Laws governing the release of AIDS and HIV-related information vary greatly from state to state.  In New York and Maine, for example, the regulations are very stringent: AIDS and HIV-related information should only be released upon execution of a consent form specifically designed for that purpose; a general release form is not adequate.  The form should be witnessed, and should include a notice prohibiting redisclosure.

Another situation of potential concern involves the disposition of patients' medical records upon the death or retirement of an ophthalmologist or the sale of that ophthalmologist’s practice.  In many such instances, it is wrongly assumed that the records are freely transferable, and that the recipient has the same ownership rights as the original ophthalmologist.  However, in many states the recipient may be only a custodian of the patient’s medical records would have no right even to inspect those records except to obtain the patient’s name and address for the purpose of communicating with the patient, unless and until the patient (1) expressly or by clear implication (as by seeking medical advice, prescription renewal, treatment, or other medical assistance from the new ophthalmologist) consents to the transfer of the his/her medical records, or (2) properly directs the transfer of the records to another physician.  If records are transferred, the receiving physician must retain the original physician’s records in a secure place for the applicable time period required by state law for the retention of patient records. In addition, it is not unreasonable for the family or legal counsel of the deceased physician or the buyer of the practice to have a written agreement that the buyer or the executors of the deceased physician shall have access to copies of patient records to comply with inquiries of professional medical conduct proceedings or malpractice actions.

Applicable Rules:

"Rule 1. Competence. An ophthalmologist is a physician who is educated and trained to provide medical and surgical care of the eyes and related structures. An ophthalmologist should perform only those procedures in which the ophthalmologist is competent by virtue of specific training or experience or is assisted by one who is. An ophthalmologist must not misrepresent credentials, training, experience, ability or results."
"Rule 4. Other Opinions.  The patient's request for additional opinion(s) shall be respected. Consultation(s) shall be obtained if required by the condition.
"Rule 14. Interrelations Between Ophthalmologists.  Interrelations between ophthalmologists must be conducted in a manner that advances the best interests of the patient, including the sharing of relevant information."

Other References:

"Principle 7. An Ophthalmologist’s Responsibility.  It is the responsibility of an ophthalmologist to act in the best interest of the patient."
Current Opinions of the Council on Ethical and Judicial Affairs, of the American Medical Association, Section 7.01 ("Records of Physicians: Availability of Information to Other Physicians"); 7.02 ("Records of Physicians: Information and Patients"); 7.03 ("Records of Physicians on Retirement"); 7.04 ("Sale of a Medical Practice"); and 8.04 ("Consultation").  42 C.F.R. Part 2, "Confidentiality of Alcohol and Drug-Abuse Patient Records."

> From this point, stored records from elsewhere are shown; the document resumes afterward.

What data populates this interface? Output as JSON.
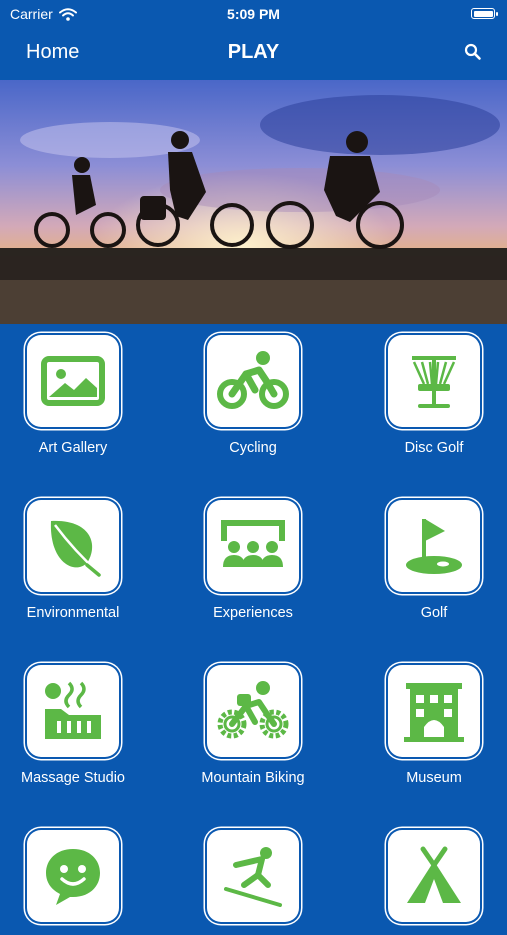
{
  "status": {
    "carrier": "Carrier",
    "time": "5:09 PM"
  },
  "nav": {
    "back_label": "Home",
    "title": "PLAY"
  },
  "colors": {
    "background": "#0a58b0",
    "icon_green": "#5cb846",
    "tile_bg": "#ffffff"
  },
  "tiles": [
    {
      "label": "Art Gallery",
      "icon": "image-icon"
    },
    {
      "label": "Cycling",
      "icon": "cycling-icon"
    },
    {
      "label": "Disc Golf",
      "icon": "disc-golf-basket-icon"
    },
    {
      "label": "Environmental",
      "icon": "leaf-icon"
    },
    {
      "label": "Experiences",
      "icon": "audience-icon"
    },
    {
      "label": "Golf",
      "icon": "golf-flag-icon"
    },
    {
      "label": "Massage Studio",
      "icon": "hot-stones-icon"
    },
    {
      "label": "Mountain Biking",
      "icon": "mountain-bike-icon"
    },
    {
      "label": "Museum",
      "icon": "museum-building-icon"
    },
    {
      "label": "",
      "icon": "smiley-chat-icon"
    },
    {
      "label": "",
      "icon": "skiing-icon"
    },
    {
      "label": "",
      "icon": "tent-icon"
    }
  ]
}
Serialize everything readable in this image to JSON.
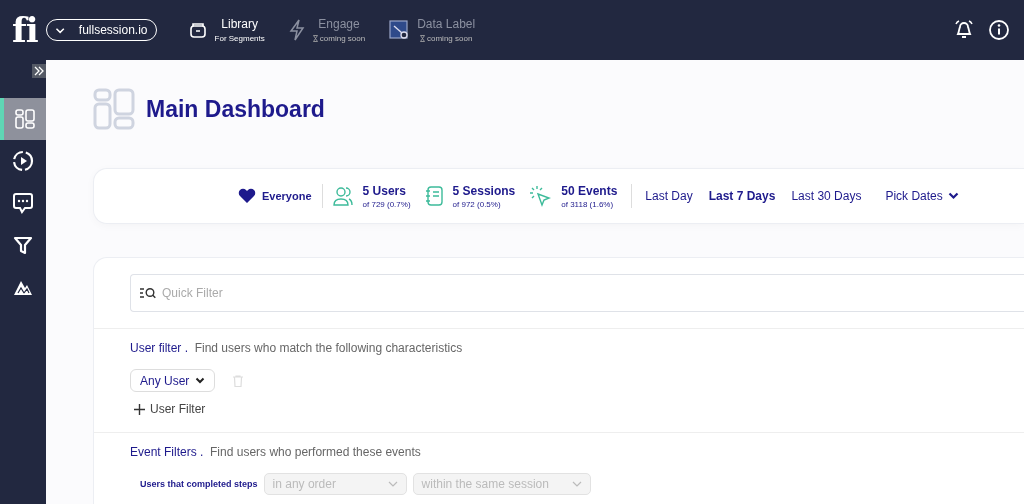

Approved by: Board of Directors, September 1989
Revised and Approved by: Board of Directors, June 1992 
Revised and Approved by: Board of Trustees, February 1997
Revised and Approved by: Board of Trustees, November 2003
Reaffirmed and Approved by: Board of Trustees, March 2008